    In the end, "Venerdi Santo" is definitely one of the most treasured memories for both Ashley and myself because of the interesting social behavior we encountered and most importantly because of all the "yummy" Italian boys we met. However, of all the "yummies" we hung out with or saw, I cannot go without mentioning the most delicious of them all-Mattia. He was definitely the stud of Romagnano and even the Italian girls agreed with that. Ashley, Giulia, and myself were fortunate enough to spend our final evenings in Romagnano with him and his friends. Luckily neither of us were forced to endure the "hook-up" ritual with him. Anyone interested in seeing this fine specimen just ask me, and I will proudly display his picture for you to appreciate..Sigh, the memories.
    All in all, socializing in general and specifically with the Italian boys added a lot to my trip and helped make my evenings out or the time away from the magnificent historical sights more enjoyable.
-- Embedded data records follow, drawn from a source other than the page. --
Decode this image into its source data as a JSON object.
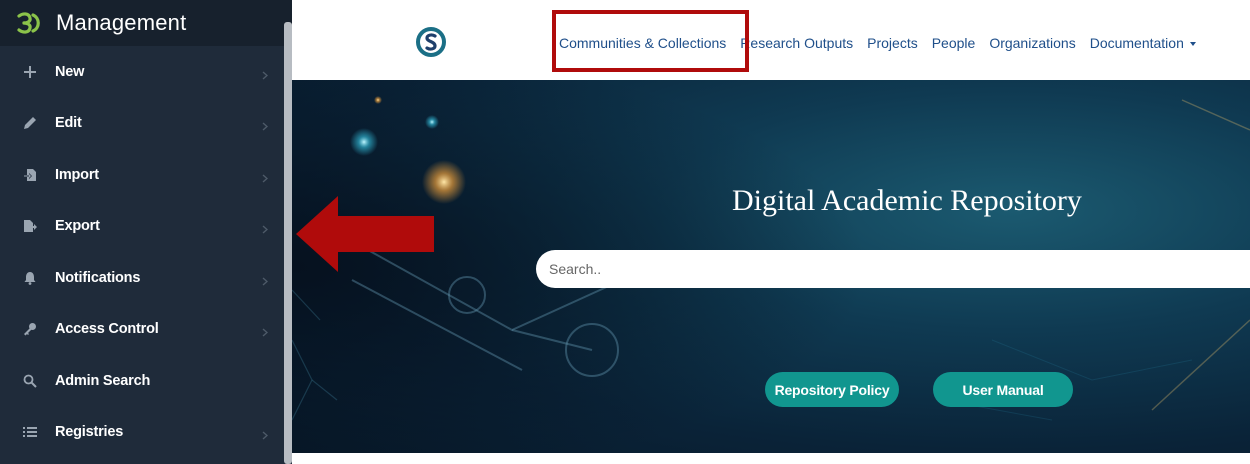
{
  "sidebar": {
    "title": "Management",
    "items": [
      {
        "label": "New",
        "icon": "plus-icon"
      },
      {
        "label": "Edit",
        "icon": "pencil-icon"
      },
      {
        "label": "Import",
        "icon": "import-icon"
      },
      {
        "label": "Export",
        "icon": "export-icon"
      },
      {
        "label": "Notifications",
        "icon": "bell-icon"
      },
      {
        "label": "Access Control",
        "icon": "key-icon"
      },
      {
        "label": "Admin Search",
        "icon": "search-icon"
      },
      {
        "label": "Registries",
        "icon": "list-icon"
      }
    ]
  },
  "nav": {
    "items": [
      "Communities & Collections",
      "Research Outputs",
      "Projects",
      "People",
      "Organizations",
      "Documentation"
    ]
  },
  "hero": {
    "title": "Digital Academic Repository",
    "search_placeholder": "Search..",
    "buttons": [
      "Repository Policy",
      "User Manual"
    ]
  },
  "colors": {
    "sidebar_bg": "#1f2b3a",
    "sidebar_header_bg": "#17212d",
    "nav_link": "#1f4f8a",
    "button_teal": "#11968f",
    "highlight_red": "#b00b0b",
    "logo_green": "#8bc34a"
  }
}
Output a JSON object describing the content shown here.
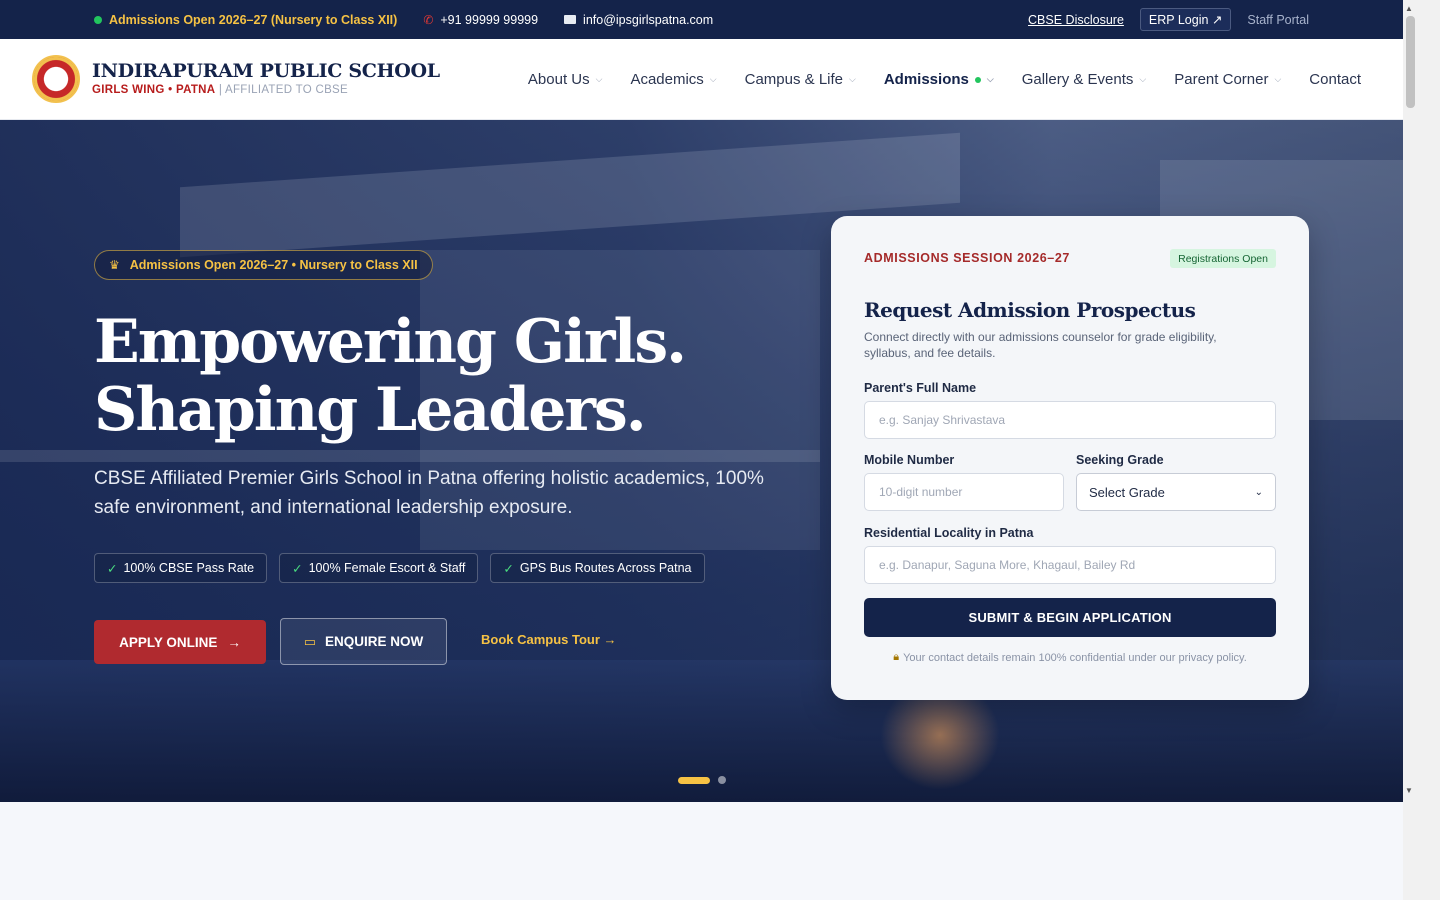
{
  "topbar": {
    "admissions": "Admissions Open 2026–27 (Nursery to Class XII)",
    "phone": "+91 99999 99999",
    "email": "info@ipsgirlspatna.com",
    "cbse_disclosure": "CBSE Disclosure",
    "erp_login": "ERP Login ↗",
    "staff_portal": "Staff Portal"
  },
  "header": {
    "school_name": "INDIRAPURAM PUBLIC SCHOOL",
    "wing": "GIRLS WING • PATNA",
    "affiliation": "| AFFILIATED TO CBSE"
  },
  "nav": {
    "items": [
      {
        "label": "About Us"
      },
      {
        "label": "Academics"
      },
      {
        "label": "Campus & Life"
      },
      {
        "label": "Admissions"
      },
      {
        "label": "Gallery & Events"
      },
      {
        "label": "Parent Corner"
      },
      {
        "label": "Contact"
      }
    ]
  },
  "hero": {
    "badge": "Admissions Open 2026–27 • Nursery to Class XII",
    "title_line1": "Empowering Girls.",
    "title_line2": "Shaping Leaders.",
    "subtitle": "CBSE Affiliated Premier Girls School in Patna offering holistic academics, 100% safe environment, and international leadership exposure.",
    "chips": [
      "100% CBSE Pass Rate",
      "100% Female Escort & Staff",
      "GPS Bus Routes Across Patna"
    ],
    "apply_label": "APPLY ONLINE",
    "enquire_label": "ENQUIRE NOW",
    "tour_label": "Book Campus Tour →"
  },
  "form": {
    "session": "ADMISSIONS SESSION 2026–27",
    "status_badge": "Registrations Open",
    "title": "Request Admission Prospectus",
    "description": "Connect directly with our admissions counselor for grade eligibility, syllabus, and fee details.",
    "name_label": "Parent's Full Name",
    "name_placeholder": "e.g. Sanjay Shrivastava",
    "mobile_label": "Mobile Number",
    "mobile_placeholder": "10-digit number",
    "grade_label": "Seeking Grade",
    "grade_selected": "Select Grade",
    "locality_label": "Residential Locality in Patna",
    "locality_placeholder": "e.g. Danapur, Saguna More, Khagaul, Bailey Rd",
    "submit_label": "SUBMIT & BEGIN APPLICATION",
    "privacy_note": "Your contact details remain 100% confidential under our privacy policy."
  },
  "colors": {
    "navy": "#14234a",
    "crimson": "#b02a2f",
    "gold": "#f6c244",
    "green": "#22c55e"
  }
}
Overall, the people of Italy were very open and out-going, and the boys had a greatly appreciated interest in us American girls. They were entertaining and most definitely aesthetically pleasing. Each girl who went on the trip surely has one anecdote about the boys to add to their repertoire of stories and certainly has learned some very valuable Italian words-Belissimo and Figo!!!!


                              Kristine Brabson